Monday, December 12, 2005
Communities of practice
There is a webcast with a presentation by
Verna Allee on value creating network. The good thing is that it takes an hour, but you can click on subparts, and the whole webcast is on transcript as well (I ended up reading rather than listening). There are some really interesting parts related to communities of practice.
First she makes important distinctions between different social networks like information networks, affiliation networks, and purpose networks like knowledge networks and communities of practice; whereas social network analysis has not really made this distinction. She recalls an organisation where everyone was so excited about communities of practice that they started calling everything a CoP (hm very recognisable!). She distinguishes CoPs from knowledge networks since CoPs have a shared domain, a joint enterprise flowing from a joint understanding of the practice, which comes from within. So there is a whole educational process needed to make people understand the difference. She mentions that CoPs are very popular because it seems to build people's skills to survive in a networked society. A different set of skills than needed for survival in a hierarchical organisation.

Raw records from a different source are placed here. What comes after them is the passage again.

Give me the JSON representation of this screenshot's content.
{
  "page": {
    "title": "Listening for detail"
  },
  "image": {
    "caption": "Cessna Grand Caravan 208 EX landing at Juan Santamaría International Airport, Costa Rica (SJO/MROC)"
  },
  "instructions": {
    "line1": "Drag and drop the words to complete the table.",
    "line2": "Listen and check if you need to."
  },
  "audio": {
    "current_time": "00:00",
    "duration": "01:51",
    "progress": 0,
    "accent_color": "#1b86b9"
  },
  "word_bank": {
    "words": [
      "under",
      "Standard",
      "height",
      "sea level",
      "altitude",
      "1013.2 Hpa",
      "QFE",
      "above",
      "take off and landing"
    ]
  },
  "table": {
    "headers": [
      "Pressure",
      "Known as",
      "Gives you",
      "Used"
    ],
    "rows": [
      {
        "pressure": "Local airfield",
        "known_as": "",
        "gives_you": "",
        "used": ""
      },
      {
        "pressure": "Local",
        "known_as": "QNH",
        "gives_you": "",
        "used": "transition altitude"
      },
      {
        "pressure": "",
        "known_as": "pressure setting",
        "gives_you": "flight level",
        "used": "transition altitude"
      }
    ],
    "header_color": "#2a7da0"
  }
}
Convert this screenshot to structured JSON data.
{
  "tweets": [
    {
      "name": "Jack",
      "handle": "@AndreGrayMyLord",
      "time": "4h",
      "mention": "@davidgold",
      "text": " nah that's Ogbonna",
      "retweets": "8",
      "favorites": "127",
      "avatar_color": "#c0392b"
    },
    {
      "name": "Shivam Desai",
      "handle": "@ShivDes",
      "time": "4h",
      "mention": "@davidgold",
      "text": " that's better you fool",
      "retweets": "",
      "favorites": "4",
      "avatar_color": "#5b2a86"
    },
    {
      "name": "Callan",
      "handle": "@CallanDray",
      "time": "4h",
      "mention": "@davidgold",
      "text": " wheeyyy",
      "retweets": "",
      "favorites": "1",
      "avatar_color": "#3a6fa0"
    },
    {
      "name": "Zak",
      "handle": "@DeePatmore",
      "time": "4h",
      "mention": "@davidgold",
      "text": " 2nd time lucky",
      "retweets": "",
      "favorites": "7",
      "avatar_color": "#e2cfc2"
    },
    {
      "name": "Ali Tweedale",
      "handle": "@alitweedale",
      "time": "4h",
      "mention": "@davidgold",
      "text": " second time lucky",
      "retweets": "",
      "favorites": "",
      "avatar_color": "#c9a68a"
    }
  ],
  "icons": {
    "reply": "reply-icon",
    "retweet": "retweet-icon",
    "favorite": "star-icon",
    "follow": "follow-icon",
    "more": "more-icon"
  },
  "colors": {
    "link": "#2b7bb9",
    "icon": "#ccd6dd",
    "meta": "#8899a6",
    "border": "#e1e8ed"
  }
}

I like the stricter definition, but if you apply it strictly, I wonder if multistakeholder networks would qualify for CoPs (because of a wide variety of practices and maybe very uneven practices) or are more often knowledge networks (and then what are the different implications for supporting or structuring it?). So far I tried to avoid looking at the name but rather whether CoP theory could help in any way to understand what's going on in a network or CoP. (??)